→ **Task statement**
Would you copy each line of the records that includes the word "likes"?

→ **Provided information**
____

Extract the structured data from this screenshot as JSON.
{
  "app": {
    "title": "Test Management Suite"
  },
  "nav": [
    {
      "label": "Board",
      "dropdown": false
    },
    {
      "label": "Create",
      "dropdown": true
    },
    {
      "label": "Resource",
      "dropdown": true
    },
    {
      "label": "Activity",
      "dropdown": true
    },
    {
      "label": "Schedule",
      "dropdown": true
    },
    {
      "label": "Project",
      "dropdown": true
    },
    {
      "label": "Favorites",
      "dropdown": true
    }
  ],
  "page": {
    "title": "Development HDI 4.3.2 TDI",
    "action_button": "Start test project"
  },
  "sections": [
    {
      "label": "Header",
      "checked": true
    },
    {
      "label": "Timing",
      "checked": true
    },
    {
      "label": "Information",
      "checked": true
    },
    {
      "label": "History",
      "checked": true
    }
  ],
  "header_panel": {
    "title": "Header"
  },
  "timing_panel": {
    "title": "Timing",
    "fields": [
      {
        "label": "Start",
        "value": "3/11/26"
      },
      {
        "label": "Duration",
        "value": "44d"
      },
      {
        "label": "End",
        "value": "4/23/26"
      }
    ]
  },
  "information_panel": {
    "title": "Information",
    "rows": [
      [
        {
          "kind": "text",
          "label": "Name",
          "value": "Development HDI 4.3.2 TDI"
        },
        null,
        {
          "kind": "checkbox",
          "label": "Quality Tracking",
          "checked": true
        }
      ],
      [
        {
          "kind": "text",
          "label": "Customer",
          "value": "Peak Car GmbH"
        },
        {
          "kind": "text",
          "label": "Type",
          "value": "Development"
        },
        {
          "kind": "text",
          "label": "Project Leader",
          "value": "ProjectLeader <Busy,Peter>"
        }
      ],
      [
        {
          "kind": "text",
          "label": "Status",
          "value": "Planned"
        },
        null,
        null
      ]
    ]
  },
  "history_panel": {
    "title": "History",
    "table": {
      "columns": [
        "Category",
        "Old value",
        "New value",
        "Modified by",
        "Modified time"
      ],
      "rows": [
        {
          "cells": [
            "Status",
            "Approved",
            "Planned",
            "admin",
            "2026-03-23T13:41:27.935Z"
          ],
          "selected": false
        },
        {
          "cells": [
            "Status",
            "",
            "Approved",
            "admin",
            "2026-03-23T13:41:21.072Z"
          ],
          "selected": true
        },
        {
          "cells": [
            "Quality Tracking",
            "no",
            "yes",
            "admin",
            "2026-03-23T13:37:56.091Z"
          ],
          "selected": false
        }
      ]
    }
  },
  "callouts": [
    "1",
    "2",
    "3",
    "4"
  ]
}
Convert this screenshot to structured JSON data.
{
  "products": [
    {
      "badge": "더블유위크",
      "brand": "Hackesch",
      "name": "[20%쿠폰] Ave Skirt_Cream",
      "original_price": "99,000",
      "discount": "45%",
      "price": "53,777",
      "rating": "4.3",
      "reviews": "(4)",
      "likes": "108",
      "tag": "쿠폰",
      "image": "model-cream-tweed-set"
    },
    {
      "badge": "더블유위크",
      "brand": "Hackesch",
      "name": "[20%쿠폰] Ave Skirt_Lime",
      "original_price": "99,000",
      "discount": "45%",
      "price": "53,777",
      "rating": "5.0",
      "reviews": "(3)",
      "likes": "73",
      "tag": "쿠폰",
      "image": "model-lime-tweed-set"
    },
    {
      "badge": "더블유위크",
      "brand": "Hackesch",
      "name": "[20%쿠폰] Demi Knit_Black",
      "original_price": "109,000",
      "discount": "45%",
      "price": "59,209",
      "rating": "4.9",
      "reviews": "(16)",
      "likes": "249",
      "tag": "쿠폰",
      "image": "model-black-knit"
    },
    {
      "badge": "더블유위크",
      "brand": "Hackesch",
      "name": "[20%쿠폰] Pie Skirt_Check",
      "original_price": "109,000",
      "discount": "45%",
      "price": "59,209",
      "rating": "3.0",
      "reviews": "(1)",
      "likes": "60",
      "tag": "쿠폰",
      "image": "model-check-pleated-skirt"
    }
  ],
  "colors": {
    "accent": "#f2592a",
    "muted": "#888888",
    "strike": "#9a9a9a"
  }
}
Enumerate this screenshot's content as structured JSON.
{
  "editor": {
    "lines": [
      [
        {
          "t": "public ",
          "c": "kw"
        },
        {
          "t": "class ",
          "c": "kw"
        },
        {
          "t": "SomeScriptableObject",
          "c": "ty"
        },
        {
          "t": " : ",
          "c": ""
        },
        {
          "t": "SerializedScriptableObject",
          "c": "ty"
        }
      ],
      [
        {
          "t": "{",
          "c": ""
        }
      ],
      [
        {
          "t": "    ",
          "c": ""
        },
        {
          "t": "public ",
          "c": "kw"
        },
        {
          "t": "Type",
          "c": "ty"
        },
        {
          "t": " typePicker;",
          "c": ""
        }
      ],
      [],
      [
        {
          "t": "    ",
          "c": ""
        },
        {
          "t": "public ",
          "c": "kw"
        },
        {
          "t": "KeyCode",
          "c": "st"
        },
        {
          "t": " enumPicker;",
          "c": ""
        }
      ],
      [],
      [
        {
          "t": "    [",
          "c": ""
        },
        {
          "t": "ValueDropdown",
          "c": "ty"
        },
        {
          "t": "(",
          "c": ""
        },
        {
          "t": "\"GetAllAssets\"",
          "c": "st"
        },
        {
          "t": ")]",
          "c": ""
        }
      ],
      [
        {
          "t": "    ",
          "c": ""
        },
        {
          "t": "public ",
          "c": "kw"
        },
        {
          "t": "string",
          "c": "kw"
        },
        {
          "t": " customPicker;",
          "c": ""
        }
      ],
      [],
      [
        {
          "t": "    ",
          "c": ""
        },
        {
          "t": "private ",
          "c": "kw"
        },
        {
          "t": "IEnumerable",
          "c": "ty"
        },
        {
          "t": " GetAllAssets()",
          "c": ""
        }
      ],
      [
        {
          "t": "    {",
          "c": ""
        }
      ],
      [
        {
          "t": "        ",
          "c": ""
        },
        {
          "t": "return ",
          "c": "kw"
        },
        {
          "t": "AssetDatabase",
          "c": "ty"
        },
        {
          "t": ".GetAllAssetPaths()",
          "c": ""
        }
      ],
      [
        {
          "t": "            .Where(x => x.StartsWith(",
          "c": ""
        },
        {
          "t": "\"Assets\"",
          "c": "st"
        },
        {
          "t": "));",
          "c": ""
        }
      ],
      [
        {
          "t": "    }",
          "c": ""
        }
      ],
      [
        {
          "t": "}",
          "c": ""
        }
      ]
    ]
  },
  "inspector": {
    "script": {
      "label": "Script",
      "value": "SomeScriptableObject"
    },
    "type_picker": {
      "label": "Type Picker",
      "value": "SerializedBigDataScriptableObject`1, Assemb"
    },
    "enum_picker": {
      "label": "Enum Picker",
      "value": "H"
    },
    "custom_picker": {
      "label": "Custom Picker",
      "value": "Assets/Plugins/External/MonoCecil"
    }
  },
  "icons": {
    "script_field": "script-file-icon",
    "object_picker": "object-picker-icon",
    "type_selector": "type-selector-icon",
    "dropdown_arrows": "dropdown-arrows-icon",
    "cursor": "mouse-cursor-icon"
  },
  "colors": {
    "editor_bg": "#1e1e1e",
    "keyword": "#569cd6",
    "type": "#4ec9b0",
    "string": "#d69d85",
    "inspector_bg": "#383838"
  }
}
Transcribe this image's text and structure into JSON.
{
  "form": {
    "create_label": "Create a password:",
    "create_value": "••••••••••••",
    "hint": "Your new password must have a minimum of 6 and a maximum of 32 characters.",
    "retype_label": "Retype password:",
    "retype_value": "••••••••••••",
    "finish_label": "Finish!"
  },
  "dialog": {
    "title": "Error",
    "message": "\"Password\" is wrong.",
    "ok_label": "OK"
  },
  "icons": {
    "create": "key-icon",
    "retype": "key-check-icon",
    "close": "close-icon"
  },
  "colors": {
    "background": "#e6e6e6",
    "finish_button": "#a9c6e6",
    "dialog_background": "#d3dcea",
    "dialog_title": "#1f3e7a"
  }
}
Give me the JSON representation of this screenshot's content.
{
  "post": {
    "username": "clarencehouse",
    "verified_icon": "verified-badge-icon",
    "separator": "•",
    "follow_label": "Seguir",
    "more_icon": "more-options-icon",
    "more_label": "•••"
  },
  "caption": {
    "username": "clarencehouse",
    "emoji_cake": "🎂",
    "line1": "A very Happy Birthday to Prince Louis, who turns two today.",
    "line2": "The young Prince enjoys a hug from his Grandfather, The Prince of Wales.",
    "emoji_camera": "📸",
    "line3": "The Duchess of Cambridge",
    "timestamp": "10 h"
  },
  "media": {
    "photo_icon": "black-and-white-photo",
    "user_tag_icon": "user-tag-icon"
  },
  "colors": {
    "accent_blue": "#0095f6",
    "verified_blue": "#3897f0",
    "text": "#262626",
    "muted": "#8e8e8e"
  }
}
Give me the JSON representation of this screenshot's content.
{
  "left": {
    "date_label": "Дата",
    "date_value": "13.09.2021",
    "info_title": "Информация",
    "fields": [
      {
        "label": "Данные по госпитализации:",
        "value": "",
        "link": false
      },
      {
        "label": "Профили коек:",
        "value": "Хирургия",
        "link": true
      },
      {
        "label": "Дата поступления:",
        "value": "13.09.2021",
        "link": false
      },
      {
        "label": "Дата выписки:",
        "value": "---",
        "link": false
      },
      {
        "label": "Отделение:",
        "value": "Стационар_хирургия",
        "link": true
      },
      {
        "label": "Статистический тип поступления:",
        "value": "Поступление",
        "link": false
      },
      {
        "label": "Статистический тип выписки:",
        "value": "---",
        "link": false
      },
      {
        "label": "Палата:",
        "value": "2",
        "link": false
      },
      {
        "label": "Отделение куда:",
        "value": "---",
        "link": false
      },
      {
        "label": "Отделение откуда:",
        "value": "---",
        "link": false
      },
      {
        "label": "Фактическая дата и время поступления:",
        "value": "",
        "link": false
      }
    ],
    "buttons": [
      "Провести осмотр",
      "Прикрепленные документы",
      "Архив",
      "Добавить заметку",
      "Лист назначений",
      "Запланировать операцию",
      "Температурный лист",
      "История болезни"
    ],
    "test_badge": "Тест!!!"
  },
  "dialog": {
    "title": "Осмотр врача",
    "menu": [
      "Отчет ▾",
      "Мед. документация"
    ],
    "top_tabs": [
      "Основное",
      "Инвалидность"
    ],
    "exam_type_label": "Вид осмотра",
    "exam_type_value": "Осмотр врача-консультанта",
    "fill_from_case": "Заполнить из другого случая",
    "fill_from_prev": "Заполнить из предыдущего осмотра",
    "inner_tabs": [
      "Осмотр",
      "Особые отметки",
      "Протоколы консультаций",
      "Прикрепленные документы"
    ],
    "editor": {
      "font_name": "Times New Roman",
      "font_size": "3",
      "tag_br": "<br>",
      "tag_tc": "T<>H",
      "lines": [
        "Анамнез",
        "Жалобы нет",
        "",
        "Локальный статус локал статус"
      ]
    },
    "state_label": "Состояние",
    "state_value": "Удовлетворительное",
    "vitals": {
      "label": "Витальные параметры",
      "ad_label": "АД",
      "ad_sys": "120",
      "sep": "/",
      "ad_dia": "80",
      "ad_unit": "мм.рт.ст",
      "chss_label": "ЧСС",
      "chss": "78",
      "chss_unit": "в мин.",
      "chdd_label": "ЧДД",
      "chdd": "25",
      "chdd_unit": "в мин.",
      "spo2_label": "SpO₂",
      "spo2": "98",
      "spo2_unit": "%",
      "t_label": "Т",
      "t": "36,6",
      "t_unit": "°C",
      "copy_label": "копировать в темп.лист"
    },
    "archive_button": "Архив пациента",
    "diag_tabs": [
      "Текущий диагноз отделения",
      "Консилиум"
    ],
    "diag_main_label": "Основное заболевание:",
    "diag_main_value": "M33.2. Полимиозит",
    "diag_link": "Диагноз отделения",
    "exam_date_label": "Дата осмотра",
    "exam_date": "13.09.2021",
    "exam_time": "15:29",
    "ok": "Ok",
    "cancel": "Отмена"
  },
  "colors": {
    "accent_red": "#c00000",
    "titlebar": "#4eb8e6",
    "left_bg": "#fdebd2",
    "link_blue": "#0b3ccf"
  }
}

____

→ **Response for this exercise**
      "likes": "108",
      "likes": "73",
      "likes": "249",
      "likes": "60",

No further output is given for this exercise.